Boeing recently gathered its engineers and designers to create an airplane bathroom that won't turn into a smelly, germ-filled nightmare. If you've been on long-haul flights before, you know what we're talking about. What they came up with is a restroom worthy of being pitted against fancy Japanese toilets, one that cleans itself after every visitor by killing 99.99 percent of germs with far UV light. By killing germs, the method also keeps the stall from smelling like a truck-stop urinal.

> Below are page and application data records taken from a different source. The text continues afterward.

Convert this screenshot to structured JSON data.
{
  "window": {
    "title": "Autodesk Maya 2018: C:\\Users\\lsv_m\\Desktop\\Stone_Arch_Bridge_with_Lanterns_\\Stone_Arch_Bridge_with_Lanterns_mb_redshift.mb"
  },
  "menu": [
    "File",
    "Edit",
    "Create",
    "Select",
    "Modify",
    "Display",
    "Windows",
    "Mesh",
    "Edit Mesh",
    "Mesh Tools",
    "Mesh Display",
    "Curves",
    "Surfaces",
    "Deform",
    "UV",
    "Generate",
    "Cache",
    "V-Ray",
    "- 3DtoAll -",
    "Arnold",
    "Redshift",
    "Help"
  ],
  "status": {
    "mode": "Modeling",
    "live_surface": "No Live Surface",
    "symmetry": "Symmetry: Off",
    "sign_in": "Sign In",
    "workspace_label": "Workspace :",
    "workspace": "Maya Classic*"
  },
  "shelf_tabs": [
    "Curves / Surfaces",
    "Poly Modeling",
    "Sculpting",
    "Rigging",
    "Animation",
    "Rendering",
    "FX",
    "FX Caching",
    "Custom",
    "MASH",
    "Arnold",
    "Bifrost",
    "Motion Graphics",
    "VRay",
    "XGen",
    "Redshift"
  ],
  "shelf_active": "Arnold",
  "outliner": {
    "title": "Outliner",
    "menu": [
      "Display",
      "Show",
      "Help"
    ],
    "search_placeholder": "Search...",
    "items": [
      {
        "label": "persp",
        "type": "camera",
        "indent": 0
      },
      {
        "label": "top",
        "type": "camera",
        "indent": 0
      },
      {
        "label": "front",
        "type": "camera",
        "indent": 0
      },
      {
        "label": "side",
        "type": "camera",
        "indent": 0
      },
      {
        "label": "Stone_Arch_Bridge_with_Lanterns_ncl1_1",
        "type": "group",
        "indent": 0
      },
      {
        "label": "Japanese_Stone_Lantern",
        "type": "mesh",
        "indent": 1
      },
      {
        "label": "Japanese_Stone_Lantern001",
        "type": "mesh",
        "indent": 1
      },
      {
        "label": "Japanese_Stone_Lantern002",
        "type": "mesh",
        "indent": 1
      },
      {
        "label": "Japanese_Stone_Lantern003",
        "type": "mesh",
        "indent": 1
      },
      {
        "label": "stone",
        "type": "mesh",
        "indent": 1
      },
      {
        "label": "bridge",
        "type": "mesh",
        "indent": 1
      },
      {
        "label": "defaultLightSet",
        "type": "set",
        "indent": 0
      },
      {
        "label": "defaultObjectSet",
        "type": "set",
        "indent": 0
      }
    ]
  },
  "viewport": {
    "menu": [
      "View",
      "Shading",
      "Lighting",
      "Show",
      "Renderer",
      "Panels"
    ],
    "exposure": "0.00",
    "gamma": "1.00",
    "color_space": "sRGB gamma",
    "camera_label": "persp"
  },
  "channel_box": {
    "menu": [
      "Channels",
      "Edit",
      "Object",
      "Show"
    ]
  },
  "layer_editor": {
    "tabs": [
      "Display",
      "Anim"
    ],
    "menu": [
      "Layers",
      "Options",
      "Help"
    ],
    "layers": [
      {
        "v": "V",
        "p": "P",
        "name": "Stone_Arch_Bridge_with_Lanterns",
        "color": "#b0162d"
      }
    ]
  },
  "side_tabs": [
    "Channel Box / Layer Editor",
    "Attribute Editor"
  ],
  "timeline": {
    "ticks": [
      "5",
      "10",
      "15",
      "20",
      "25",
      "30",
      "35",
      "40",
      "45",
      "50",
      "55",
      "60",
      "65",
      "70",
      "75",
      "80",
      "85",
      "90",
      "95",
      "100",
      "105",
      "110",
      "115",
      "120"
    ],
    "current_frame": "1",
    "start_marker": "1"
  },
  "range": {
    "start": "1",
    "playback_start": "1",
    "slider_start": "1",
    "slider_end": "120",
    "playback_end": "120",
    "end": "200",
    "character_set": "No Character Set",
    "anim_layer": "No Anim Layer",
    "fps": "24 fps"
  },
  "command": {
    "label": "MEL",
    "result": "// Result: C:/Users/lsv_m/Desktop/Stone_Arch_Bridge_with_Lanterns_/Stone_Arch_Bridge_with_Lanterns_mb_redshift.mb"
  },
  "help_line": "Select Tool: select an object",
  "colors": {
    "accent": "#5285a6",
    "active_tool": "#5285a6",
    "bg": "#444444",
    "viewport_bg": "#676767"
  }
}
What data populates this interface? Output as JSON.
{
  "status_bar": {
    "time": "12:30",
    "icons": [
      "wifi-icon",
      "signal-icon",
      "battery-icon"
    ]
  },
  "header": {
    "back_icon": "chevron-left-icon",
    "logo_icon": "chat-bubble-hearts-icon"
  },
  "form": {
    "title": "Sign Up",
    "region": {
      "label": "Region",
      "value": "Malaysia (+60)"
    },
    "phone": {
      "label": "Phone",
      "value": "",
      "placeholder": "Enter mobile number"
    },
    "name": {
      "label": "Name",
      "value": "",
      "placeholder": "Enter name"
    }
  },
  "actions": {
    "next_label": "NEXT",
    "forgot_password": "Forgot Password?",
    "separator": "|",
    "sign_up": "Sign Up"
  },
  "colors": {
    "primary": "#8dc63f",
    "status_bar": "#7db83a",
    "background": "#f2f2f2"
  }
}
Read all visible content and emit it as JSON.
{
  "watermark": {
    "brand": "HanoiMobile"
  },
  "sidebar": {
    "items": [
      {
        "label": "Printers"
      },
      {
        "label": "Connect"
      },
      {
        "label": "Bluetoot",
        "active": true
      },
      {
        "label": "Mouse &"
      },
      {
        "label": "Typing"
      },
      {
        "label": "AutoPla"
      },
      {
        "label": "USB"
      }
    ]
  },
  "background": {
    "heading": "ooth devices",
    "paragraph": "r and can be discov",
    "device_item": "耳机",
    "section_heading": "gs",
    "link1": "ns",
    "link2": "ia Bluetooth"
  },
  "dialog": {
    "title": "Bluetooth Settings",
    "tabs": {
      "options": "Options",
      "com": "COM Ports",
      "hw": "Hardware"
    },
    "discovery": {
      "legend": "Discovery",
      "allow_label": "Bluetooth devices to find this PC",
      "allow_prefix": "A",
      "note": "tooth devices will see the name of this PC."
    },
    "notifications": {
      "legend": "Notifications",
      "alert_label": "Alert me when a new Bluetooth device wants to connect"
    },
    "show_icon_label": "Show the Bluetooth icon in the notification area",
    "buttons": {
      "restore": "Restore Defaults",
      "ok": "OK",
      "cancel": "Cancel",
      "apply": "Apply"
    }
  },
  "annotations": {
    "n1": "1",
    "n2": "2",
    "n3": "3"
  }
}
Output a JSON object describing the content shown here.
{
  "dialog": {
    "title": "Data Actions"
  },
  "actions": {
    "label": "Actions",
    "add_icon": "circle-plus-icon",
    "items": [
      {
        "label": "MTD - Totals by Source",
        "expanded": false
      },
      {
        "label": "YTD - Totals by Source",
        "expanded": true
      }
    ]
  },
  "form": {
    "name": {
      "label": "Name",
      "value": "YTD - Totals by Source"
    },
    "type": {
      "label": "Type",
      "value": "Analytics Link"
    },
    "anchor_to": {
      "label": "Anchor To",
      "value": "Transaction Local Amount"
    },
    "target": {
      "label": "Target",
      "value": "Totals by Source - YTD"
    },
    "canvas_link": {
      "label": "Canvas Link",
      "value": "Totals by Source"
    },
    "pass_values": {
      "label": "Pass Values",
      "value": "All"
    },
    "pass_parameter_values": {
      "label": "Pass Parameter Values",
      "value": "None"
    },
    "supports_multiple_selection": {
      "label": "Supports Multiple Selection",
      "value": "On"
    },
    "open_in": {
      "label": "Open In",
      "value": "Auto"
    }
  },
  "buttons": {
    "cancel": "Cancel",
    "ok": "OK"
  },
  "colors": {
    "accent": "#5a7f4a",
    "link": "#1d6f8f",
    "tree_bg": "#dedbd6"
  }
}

Far UV light is only harmful to microbes and is different from the type used in tanning salons. Still, the bathroom only activates its lights if sensors indicate that there's nobody inside. As soon as you close the door, the lights pulse and zap germs you might leave behind; the toilet cover even automatically pops up to ensure thorough cleaning. It only takes three seconds to finish the whole process.
Since that's probably not enough for the fastidiously clean, they also made almost every component inside hands-free. Want to lift the toilet cover and seat? Simply wave your hand over their sensors. The faucet, soap dispenser, hand dryer and even trash can cover all have sensors of their own. You still have to touch the door latch with the current concept, but the team's looking to turn it into a hands-free experience, as well. Plus, they're planning to add a vacuum vent system that can suck unfortunate accidents on the bathroom floor.
A toilet that cleans itself could help save airlines maintenance costs down the line. Besides, it could convince germaphobes bitten by the travel bug to finally take that trip to the other side of the planet. Then again, according to tests conducted in 2015, the dirtiest surface on a plane isn't anywhere in the bathroom -- it's actually the tray table.